An Interdisciplinary Approach
True scientific breakthroughs and significant scientific solutions are often due to an interdisciplinary approach. The complexity and scope of today’s scientific and societal questions and problems demand an academic attitude which does not remain confined to a single discipline. For this reason, professors and students from different academic disciplines are gathered in the Erasmus Honours Programme.
For most EHP-students, the interdisciplinary approach will prove to be a challenge as, in their second year they only just begin to realize what it means to study an academic discipline, with it’s own typical ‘worldview’. In High School various ‘subjects’ are taught. When attending classes in ‘Economy’, how many realized they were introduced in the world of the homo economicus; and who has wondered during ‘Maths’, how the world can be approached as a numeric whole? At University students grow, and maybe even excel in the discipline of their choice, but as they learn and grow, they are also limited by the boundaries of their discipline.
Already in 1936, in The Crisis of European Sciences, the German Philosopher Edmund Husserl expressed his concerns about the ongoing differentiation and even disintegration of the scientific world; each science developing its own concepts, vocabulary, methods and specializations.
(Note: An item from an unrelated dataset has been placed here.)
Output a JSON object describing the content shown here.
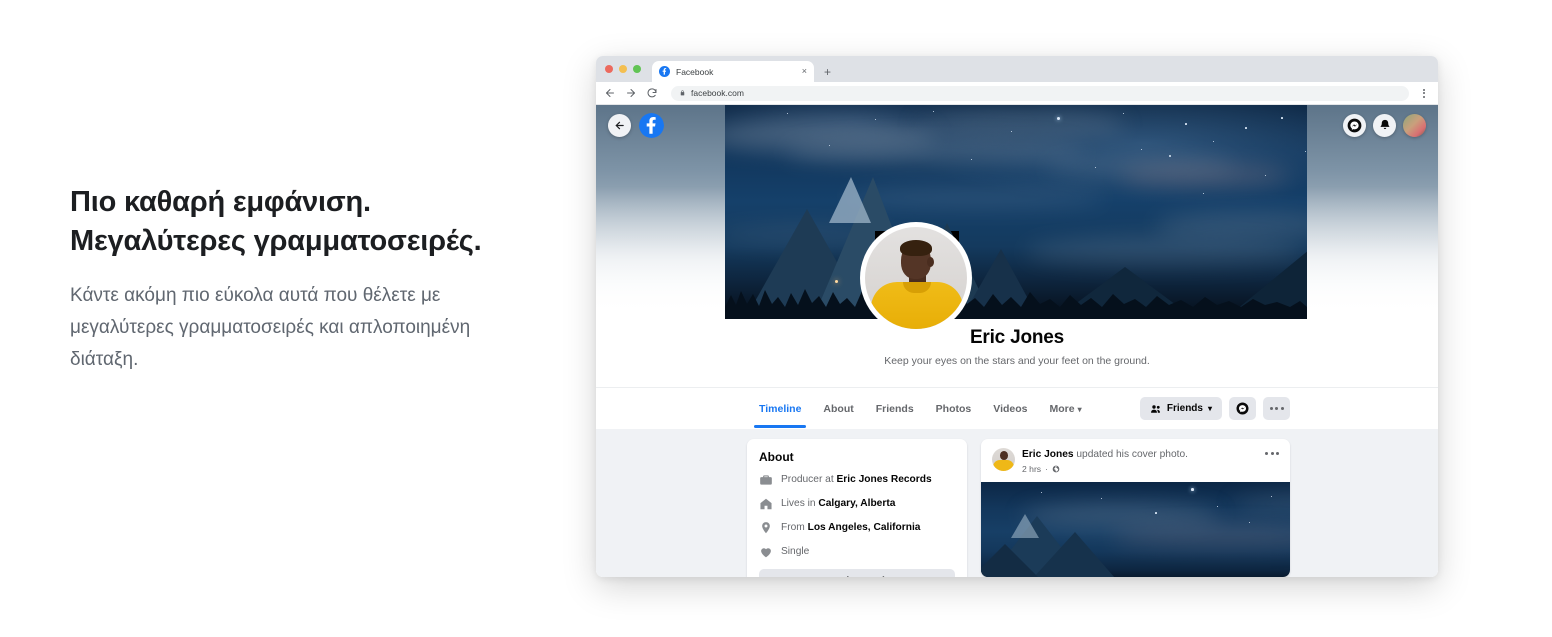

Husserl’s dream that Philosophy might reinstate itself as a unifying discipline, did not come true. His prediction of ongoing differentiation however, did. An interdisciplinary approach offers a challenging response towards the divergence of scientific specializations; not only because it broadens the horizons of individual disciplines, but also because it appears to be a necessary approach, considering the complexity of many issues at hand. Phenomena like ‘poverty’ or ‘well-being’ demand a simultaneous and collaborative psychological, medical, sociologic and economic approach. Interdisciplinary thinking is probably one of the greatest challenges to science today. The problems to be met, however, are not to be underestimated. It requires at least an open attitude towards other disciplines and other perspectives. This is precisely what the EHP tries to encourage and facilitate.
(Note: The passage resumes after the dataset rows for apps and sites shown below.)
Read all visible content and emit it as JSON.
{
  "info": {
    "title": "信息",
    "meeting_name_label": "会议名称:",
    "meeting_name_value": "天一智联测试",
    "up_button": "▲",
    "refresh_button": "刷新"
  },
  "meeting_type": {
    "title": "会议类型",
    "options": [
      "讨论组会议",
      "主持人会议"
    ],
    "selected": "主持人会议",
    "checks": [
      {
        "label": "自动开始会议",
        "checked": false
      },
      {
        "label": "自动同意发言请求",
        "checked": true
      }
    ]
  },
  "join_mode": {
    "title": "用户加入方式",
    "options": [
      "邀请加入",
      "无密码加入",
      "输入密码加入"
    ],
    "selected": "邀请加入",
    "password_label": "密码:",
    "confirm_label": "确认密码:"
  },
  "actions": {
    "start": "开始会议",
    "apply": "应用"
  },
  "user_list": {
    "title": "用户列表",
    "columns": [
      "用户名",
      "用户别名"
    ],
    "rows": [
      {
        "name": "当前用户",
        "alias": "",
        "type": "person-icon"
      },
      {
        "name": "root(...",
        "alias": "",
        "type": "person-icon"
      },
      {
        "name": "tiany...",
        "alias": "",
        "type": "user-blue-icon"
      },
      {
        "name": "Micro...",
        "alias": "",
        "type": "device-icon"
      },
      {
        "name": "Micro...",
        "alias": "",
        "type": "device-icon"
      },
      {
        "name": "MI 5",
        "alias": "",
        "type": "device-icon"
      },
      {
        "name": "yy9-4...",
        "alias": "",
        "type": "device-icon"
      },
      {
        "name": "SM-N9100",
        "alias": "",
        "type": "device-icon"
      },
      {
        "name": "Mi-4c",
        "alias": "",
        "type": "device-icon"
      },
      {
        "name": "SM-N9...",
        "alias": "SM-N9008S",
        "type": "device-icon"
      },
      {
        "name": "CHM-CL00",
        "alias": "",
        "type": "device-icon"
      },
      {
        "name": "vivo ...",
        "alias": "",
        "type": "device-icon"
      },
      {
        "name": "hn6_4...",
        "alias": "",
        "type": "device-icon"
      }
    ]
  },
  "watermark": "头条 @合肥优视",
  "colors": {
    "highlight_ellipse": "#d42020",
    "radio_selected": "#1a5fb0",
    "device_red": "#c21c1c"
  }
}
The educational environment of the EHP differs from the usual teaching settings. Due to the multidisciplinary background of the group – students and teachers -, different, and even conflicting perspectives will be addressed and discussed. Without doubt, the learning practice of an interdisciplinary attitude will help EHP students in their further academic career and beyond. To enhance the interdisciplinary status of the curriculum, each module kicks off with an impression of the interdisciplinary issues at stake. Points of focus and leading questions will be formulated. At the end of each module, the interdisciplinary issues will be readdressed and evaluated.